A little boy in Spain is terrorized by a faceless spectre that attacks in the night, oozing out of the shadows in the corner of his bedroom. A preteen girl in London writes a horror story for her class, which appears to draw that same monster, whom she dubbed Hollowface, out of the ether to hide in her closet, biding its time until it shall choose to attack and steal her body for itself (or so her ongoing story indicates). Did Mia (Ella Purnell: Never Let Me Go) invent the creature that is also terrorizing Juan (Izán Corchero)? Is she tapping into some level of subconscious childhood hell that adults have forgotten about? But wait! Then Mia’s dad (Clive Owen: Killer Elite) sees the monster, too, even battles it in Mia’s bedroom. What the heck could be going on?
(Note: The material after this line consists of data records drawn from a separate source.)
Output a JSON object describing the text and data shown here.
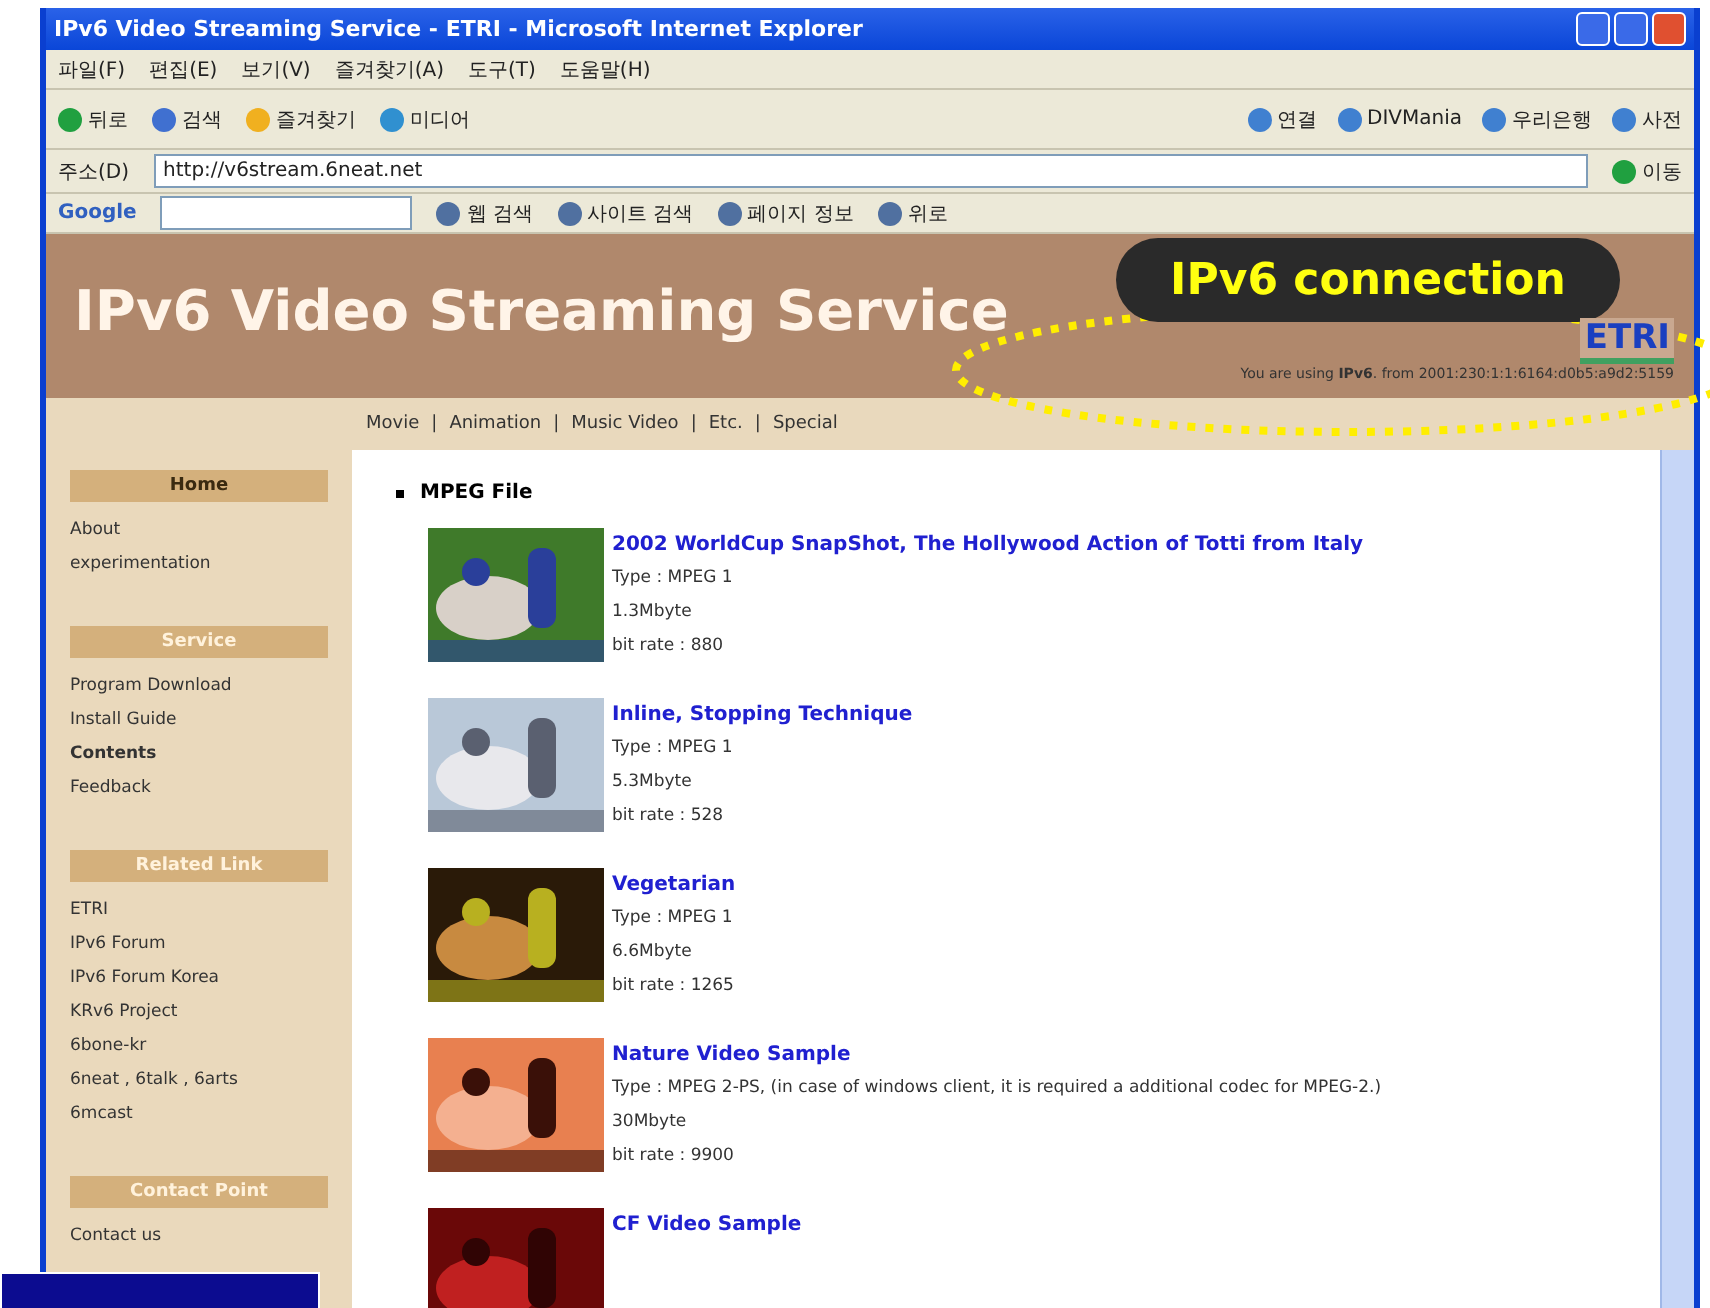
{
  "window": {
    "title": "IPv6 Video Streaming Service - ETRI - Microsoft Internet Explorer"
  },
  "menu": [
    "파일(F)",
    "편집(E)",
    "보기(V)",
    "즐겨찾기(A)",
    "도구(T)",
    "도움말(H)"
  ],
  "toolbar": [
    "뒤로",
    "검색",
    "즐겨찾기",
    "미디어"
  ],
  "links": [
    "연결",
    "DIVMania",
    "우리은행",
    "사전"
  ],
  "address": {
    "label": "주소(D)",
    "value": "http://v6stream.6neat.net",
    "go": "이동"
  },
  "google": {
    "logo": "Google",
    "buttons": [
      "웹 검색",
      "사이트 검색",
      "페이지 정보",
      "위로"
    ]
  },
  "header": {
    "title": "IPv6 Video Streaming Service",
    "logo": "ETRI",
    "notice": "You are using **IPv6**. from 2001:230:1:1:6164:d0b5:a9d2:5159"
  },
  "nav": {
    "separator": "|",
    "items": [
      "Movie",
      "Animation",
      "Music Video",
      "Etc.",
      "Special"
    ]
  },
  "sidebar": [
    {
      "heading": "Home",
      "active": true,
      "items": [
        {
          "label": "About",
          "selected": false
        },
        {
          "label": "experimentation",
          "selected": false
        }
      ]
    },
    {
      "heading": "Service",
      "active": false,
      "items": [
        {
          "label": "Program Download",
          "selected": false
        },
        {
          "label": "Install Guide",
          "selected": false
        },
        {
          "label": "Contents",
          "selected": true
        },
        {
          "label": "Feedback",
          "selected": false
        }
      ]
    },
    {
      "heading": "Related Link",
      "active": false,
      "items": [
        {
          "label": "ETRI",
          "selected": false
        },
        {
          "label": "IPv6 Forum",
          "selected": false
        },
        {
          "label": "IPv6 Forum Korea",
          "selected": false
        },
        {
          "label": "KRv6 Project",
          "selected": false
        },
        {
          "label": "6bone-kr",
          "selected": false
        },
        {
          "label": "6neat , 6talk , 6arts",
          "selected": false
        },
        {
          "label": "6mcast",
          "selected": false
        }
      ]
    },
    {
      "heading": "Contact Point",
      "active": false,
      "items": [
        {
          "label": "Contact us",
          "selected": false
        }
      ]
    }
  ],
  "section": "MPEG File",
  "videos": [
    {
      "title": "2002 WorldCup SnapShot, The Hollywood Action of Totti from Italy",
      "lines": [
        "Type : MPEG 1",
        "1.3Mbyte",
        "bit rate : 880"
      ]
    },
    {
      "title": "Inline, Stopping Technique",
      "lines": [
        "Type : MPEG 1",
        "5.3Mbyte",
        "bit rate : 528"
      ]
    },
    {
      "title": "Vegetarian",
      "lines": [
        "Type : MPEG 1",
        "6.6Mbyte",
        "bit rate : 1265"
      ]
    },
    {
      "title": "Nature Video Sample",
      "lines": [
        "Type : MPEG 2-PS, (in case of windows client, it is required a additional codec for MPEG-2.)",
        "30Mbyte",
        "bit rate : 9900"
      ]
    },
    {
      "title": "CF Video Sample"
    }
  ],
  "annotation": {
    "label": "IPv6 connection"
  }
}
Alas that screenwriters Nicolás Casariego and Jaime Marques don’t seem to understand that movie monsters need something more primally urgent about them than they’ve bothered to attach to Hollowface. They almost had it, with the psychosexual horrors they allude to: when Juan sees Hollowface attack his mother (Pilar López de Ayala), it might almost be a child’s interpretation of his mother being raped… or even just of an act of consensual intercourse a young boy might well misunderstand. (The presence of a handsome young Catholic priest [Daniel Brühl: Inglourious Basterds, The Bourne Ultimatum] compelled to help the pretty young single mother seems ripe for creating some hearty confusion in a little boy. But this potential tangent is ignored.) Mia’s relationship with her father carries its own kind of discomfort: she’s just had her twelfth birthday and is growing into a lovely young woman, yet Dad still treats her like she’s a little girl; her dark fantasy of a strange menacing male creature in her closet is surely a response to her own burgeoning sexuality, which is likely making her father anxious, too. But all of this isn’t even subtext — they’re just wisps in the wind that the writers appear not to have noticed were even there.
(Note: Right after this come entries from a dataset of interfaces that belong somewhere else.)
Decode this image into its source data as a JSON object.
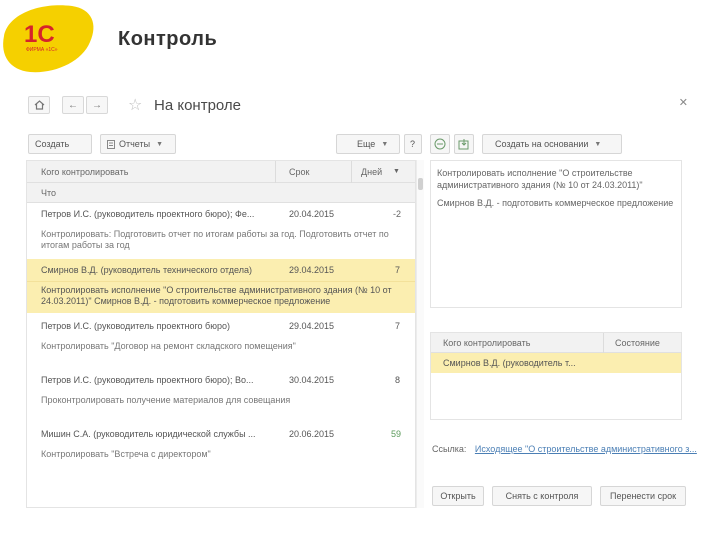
{
  "brand": {
    "logo_text": "1С",
    "logo_caption": "ФИРМА «1С»",
    "accent": "#f5d000",
    "logo_red": "#d6232b"
  },
  "page": {
    "heading": "Контроль"
  },
  "window": {
    "title": "На контроле",
    "nav": {
      "home_icon": "home-icon",
      "back_icon": "arrow-left-icon",
      "forward_icon": "arrow-right-icon",
      "favorite_icon": "star-icon"
    }
  },
  "toolbar": {
    "create_label": "Создать",
    "reports_label": "Отчеты",
    "more_label": "Еще",
    "help_label": "?",
    "create_based_label": "Создать на основании"
  },
  "grid": {
    "columns": {
      "who": "Кого контролировать",
      "deadline": "Срок",
      "days": "Дней",
      "what": "Что"
    },
    "rows": [
      {
        "who": "Петров И.С. (руководитель проектного бюро); Фе...",
        "deadline": "20.04.2015",
        "days": "-2",
        "what": "Контролировать: Подготовить отчет по итогам работы за год. Подготовить отчет по итогам работы за год",
        "selected": false
      },
      {
        "who": "Смирнов В.Д. (руководитель технического отдела)",
        "deadline": "29.04.2015",
        "days": "7",
        "what": "Контролировать исполнение \"О строительстве административного здания (№ 10 от 24.03.2011)\" Смирнов В.Д. - подготовить коммерческое предложение",
        "selected": true
      },
      {
        "who": "Петров И.С. (руководитель проектного бюро)",
        "deadline": "29.04.2015",
        "days": "7",
        "what": "Контролировать \"Договор на ремонт складского помещения\"",
        "selected": false
      },
      {
        "who": "Петров И.С. (руководитель проектного бюро); Во...",
        "deadline": "30.04.2015",
        "days": "8",
        "what": "Проконтролировать получение материалов для совещания",
        "selected": false
      },
      {
        "who": "Мишин С.А. (руководитель юридической службы ...",
        "deadline": "20.06.2015",
        "days": "59",
        "what": "Контролировать \"Встреча с директором\"",
        "selected": false
      }
    ]
  },
  "details": {
    "text": "Контролировать исполнение \"О строительстве административного здания (№ 10 от 24.03.2011)\"",
    "note": "Смирнов В.Д. - подготовить коммерческое предложение"
  },
  "subgrid": {
    "columns": {
      "who": "Кого контролировать",
      "state": "Состояние"
    },
    "rows": [
      {
        "who": "Смирнов В.Д. (руководитель т...",
        "state": ""
      }
    ]
  },
  "link": {
    "label": "Ссылка:",
    "value": "Исходящее \"О строительстве административного з..."
  },
  "bottom_buttons": {
    "open": "Открыть",
    "remove": "Снять с контроля",
    "move": "Перенести срок"
  }
}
Casariego and Marques do manage to craft a bit of cultural incongruity in how events in Spain are dealt with through the prism of God and Church while similar doings in England call for security cameras and shrinks… but even the religion-versus-reason subtext is underdeveloped. It’s always frustrating to see the latent possibilities in a tale slip away, particularly when there is much to otherwise recommend. Director Juan Carlos Fresnadillo (28 Weeks Later) generates some spooky tension and some fresh visuals from what little he had to work with, and the relationship between Mia and her father is very nicely developed. It’s not the sort of relationship we often see onscreen, and Owen is absolutely lovely as the expressive father of daughters (see also: Trust, from last year), which might be the last thing we’d expect from an actor whose reputation was built on reserved tough-guy roles.
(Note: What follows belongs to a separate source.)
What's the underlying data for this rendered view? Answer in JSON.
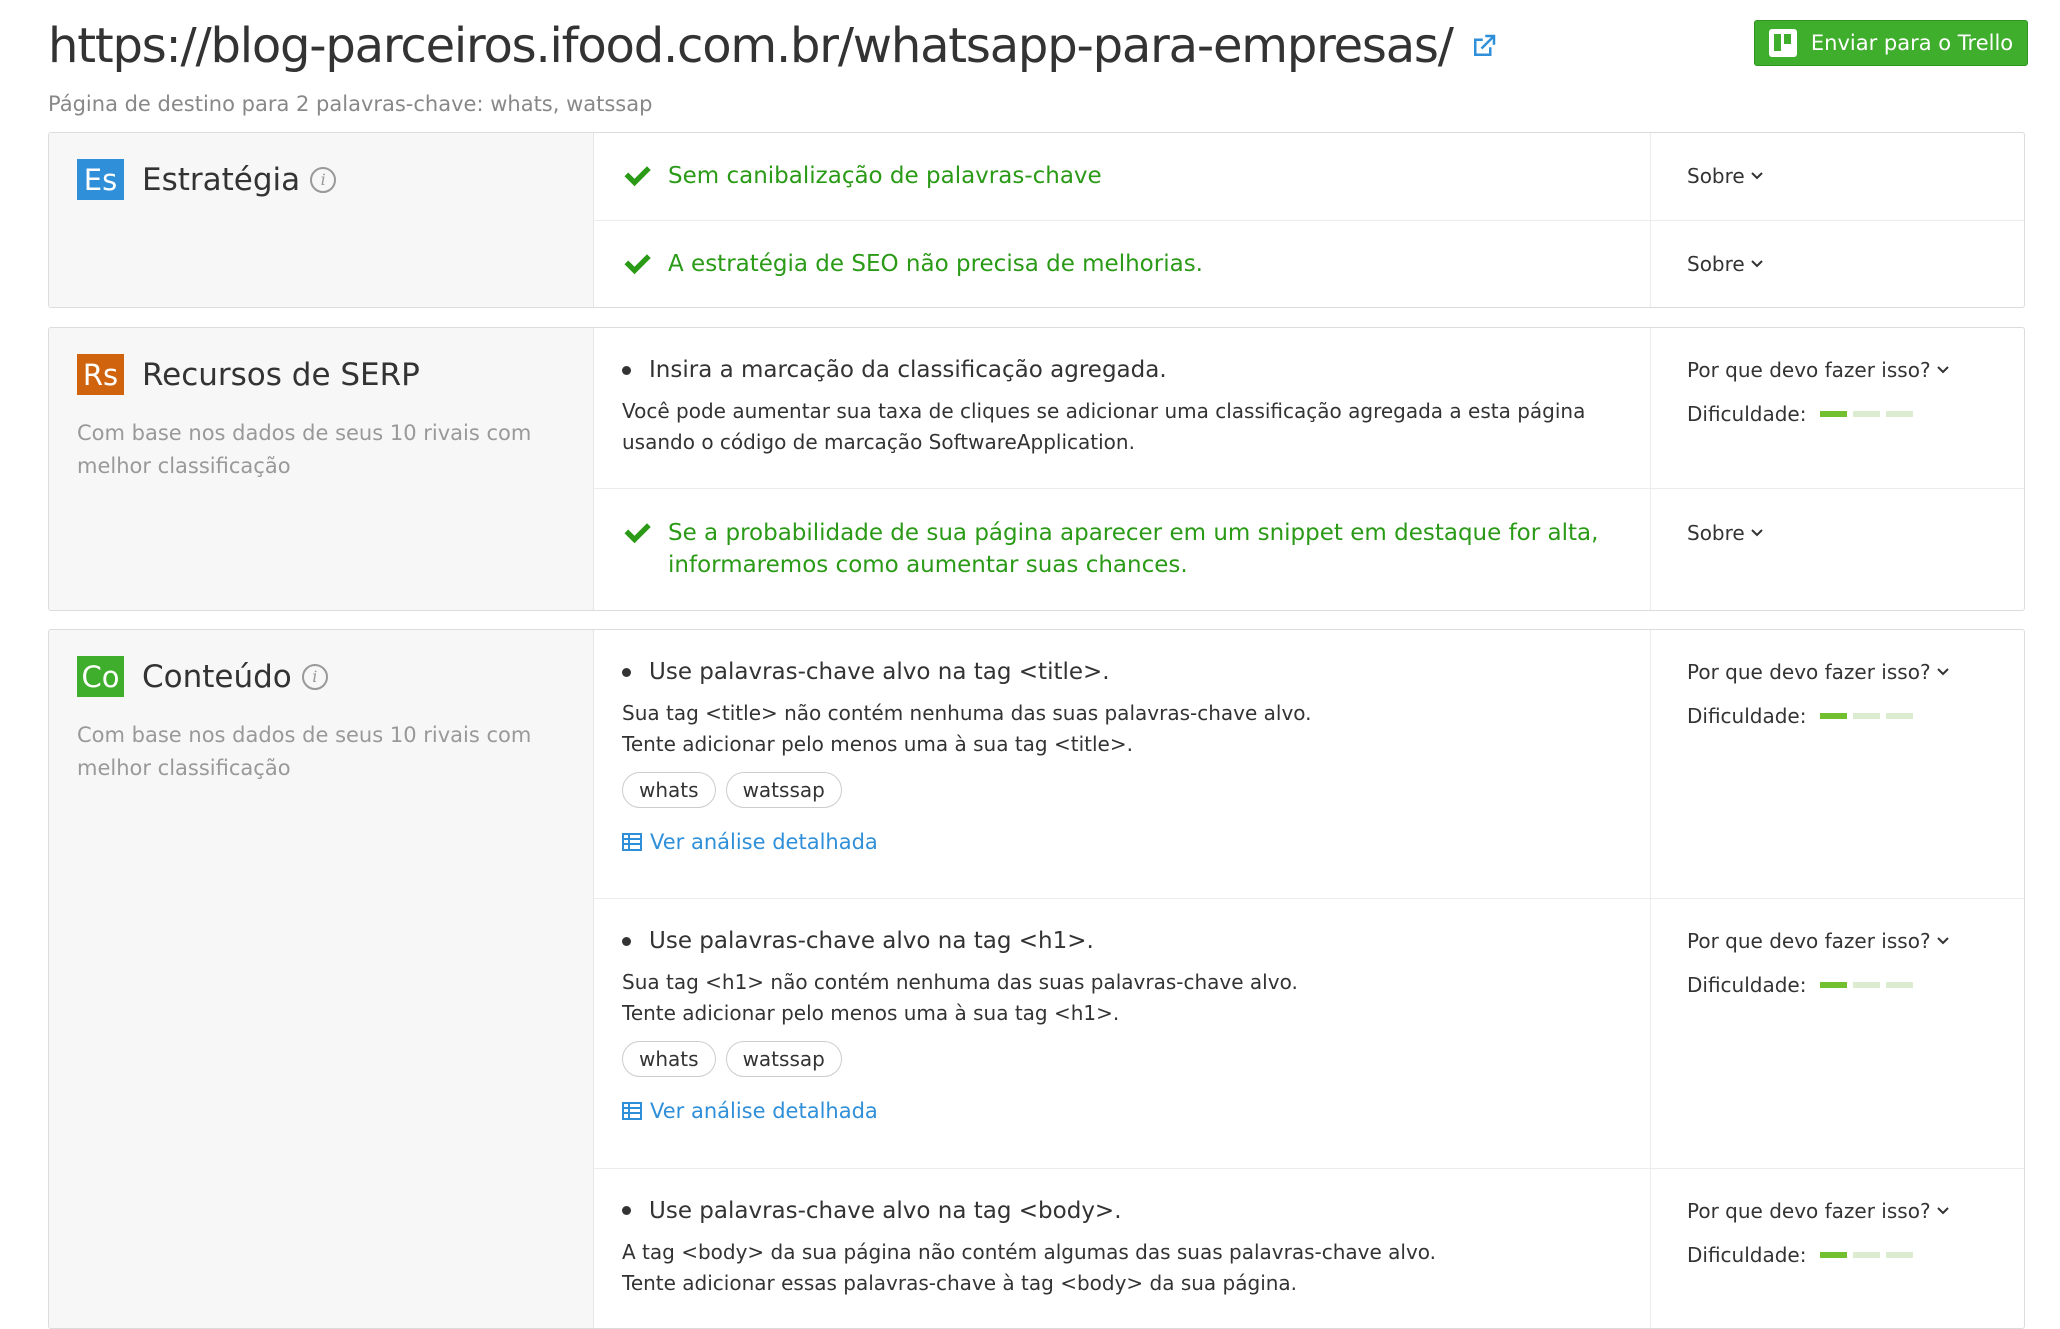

Kudos to Intruders for trying to do something new with the genre. Unfortunately for us, it is all the more disappointing when a film that’s neither here nor there points us so tantalizingly in the direction of its own lost greatness.